Roche's Alzheimer's drug spurred biomarker changes but no cognitive impact — paper; vTv out-licenses former lead program
More than a year ago, Roche and Eli Lilly were forced to contend with a Phase II/III failure of their respective Alzheimer’s drugs. But while Eli Lilly essentially threw in the towels, Roche wasn’t ready to give up yet.
The Swiss drugmaker now has some biomarker data to spotlight as investigators continue monitoring patients in an open-label extension study.
Dubbed DIAN-TU, the study had been designed to see whether Roche’s gantenerumab and Lilly’s solanezumab could spur a cognitive benefit for a group of patients who had a rare, inherited form of Alzheimer’s that’d tied to early-onset. In short, they didn’t: Both failed the primary endpoint.
However, in a new study published on Nature Medicine, the investigators from the Washington University at St Louis noted that the two drugs didn’t perform exactly the same way.
“The solanezumab-treated group showed a greater cognitive decline on some measures and did not show benefits on downstream biomarkers,” they wrote. “Gantenerumab significantly reduced amyloid plaques, cerebrospinal fluid total tau, and phospho-tau181 and attenuated increases of neurofilament light chain.”
Notably, both drugs were said to have engaged the beta-amyloid target — the basis for the controversial FDA accelerated approval of Biogen’s Aduhelm.

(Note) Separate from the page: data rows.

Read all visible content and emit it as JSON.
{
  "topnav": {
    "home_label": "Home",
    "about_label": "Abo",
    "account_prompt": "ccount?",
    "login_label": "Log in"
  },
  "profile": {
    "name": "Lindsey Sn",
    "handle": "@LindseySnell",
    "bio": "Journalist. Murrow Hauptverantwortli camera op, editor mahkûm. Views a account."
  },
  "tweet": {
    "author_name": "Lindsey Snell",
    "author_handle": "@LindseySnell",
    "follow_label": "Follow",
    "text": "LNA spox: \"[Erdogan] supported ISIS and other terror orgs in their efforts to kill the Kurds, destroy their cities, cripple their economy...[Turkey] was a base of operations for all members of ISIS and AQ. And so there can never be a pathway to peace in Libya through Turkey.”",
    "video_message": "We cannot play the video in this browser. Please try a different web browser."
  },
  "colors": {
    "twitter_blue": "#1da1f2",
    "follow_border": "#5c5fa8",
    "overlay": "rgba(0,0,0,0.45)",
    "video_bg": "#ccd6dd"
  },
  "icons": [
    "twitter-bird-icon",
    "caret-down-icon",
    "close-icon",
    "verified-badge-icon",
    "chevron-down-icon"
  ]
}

Roche is running two other Phase III trials for gantenerumab involving patients with early sporadic Alzheimer’s disease. — Amber Tong
vTv out-licenses former lead Alzheimer’s program to Cantex
Once heralding a drug candidate that flopped multiple tests in Alzheimer’s disease, vTv Therapeutics has said au revoir to the program.
The small biotech announced Tuesday that it has licensed out the compound, azeliragon, to Cantex Pharmaceuticals. vTv is giving Cantex exclusive worldwide rights to develop and commercialize the candidate, effectively punting on what was once their lead program.
But azeliragon produced less than stellar results in Alzheimer’s disease about three years ago, a field that’s seen more than its fair share of clinical trial failures. The program failed to make a mark and mild and moderate disease, despite vTv’s efforts to highlight a potential positive in a subgroup of patients with lower maximal plasma concentrations of azeliragon.
Financial terms of the deal weren’t disclosed, but in a statement, Cantex said it’s looking to advance the RAGE antagonist in cancer. — Max Gelman
Gyroscope pairs up with Australian research center for gene therapy capsids
Gyroscope Therapeutics is teaming up with an Australian pediatric research institute in order to further develop gene therapies.
The London-based biotech will collab with Children’s Medical Research Institute to push forward R&D work in capsids for ocular gene therapies, the pair announced Tuesday. A team of researchers from CMRI and Gyroscope will work together in designing and screening capsid libraries to identify new capsids for enhanced delivery of such treatments. The CMRI team is led by Leszek Lisowski.
“Capsids are one of the most critical components of a gene therapy, however, there are some limitations with the capsids available today,” said Gyroscope CSO Jane Hughes in a statement. “We are excited to collaborate with associate professor Lisowski and the team at CMRI to engineer next-generation capsids.” — Max Gelman
LegoChem and Iksuda expand agreement for ADC platform
Following the success of their first agreement, Iksuda Therapeutics has reached a license agreement with South Korea-based LegoChem Biosciences to expand its research, it announced Tuesday.
The agreement will explore additional antibody drug conjugates. In April 2020, Iksuda licensed three of its programs using the LCB’s ADC linker/toxin platform, and has been granted the rights for three additional targets, bringing its total number of potential programs to six, the company said. Its programs target tumors that have limited treatment options and high treatment rates.
“Our partnership has validated the superiority of LCB’s ADC platform technology and the competitive potential of IKS03 (formerly known as LCB73) as an innovative ADC drug,” LegoChem CEO Yong-Zu Kim said in the press release. “This validation has led to the execution of this expanded license agreement. We will continue to cooperate closely with Iksuda to accelerate the advancement of all LCB-related ADC candidates into clinic.”
Iksuda recently completed a $47 million financing round to help support the advancement of its lead ADC programs. — Josh Sullivan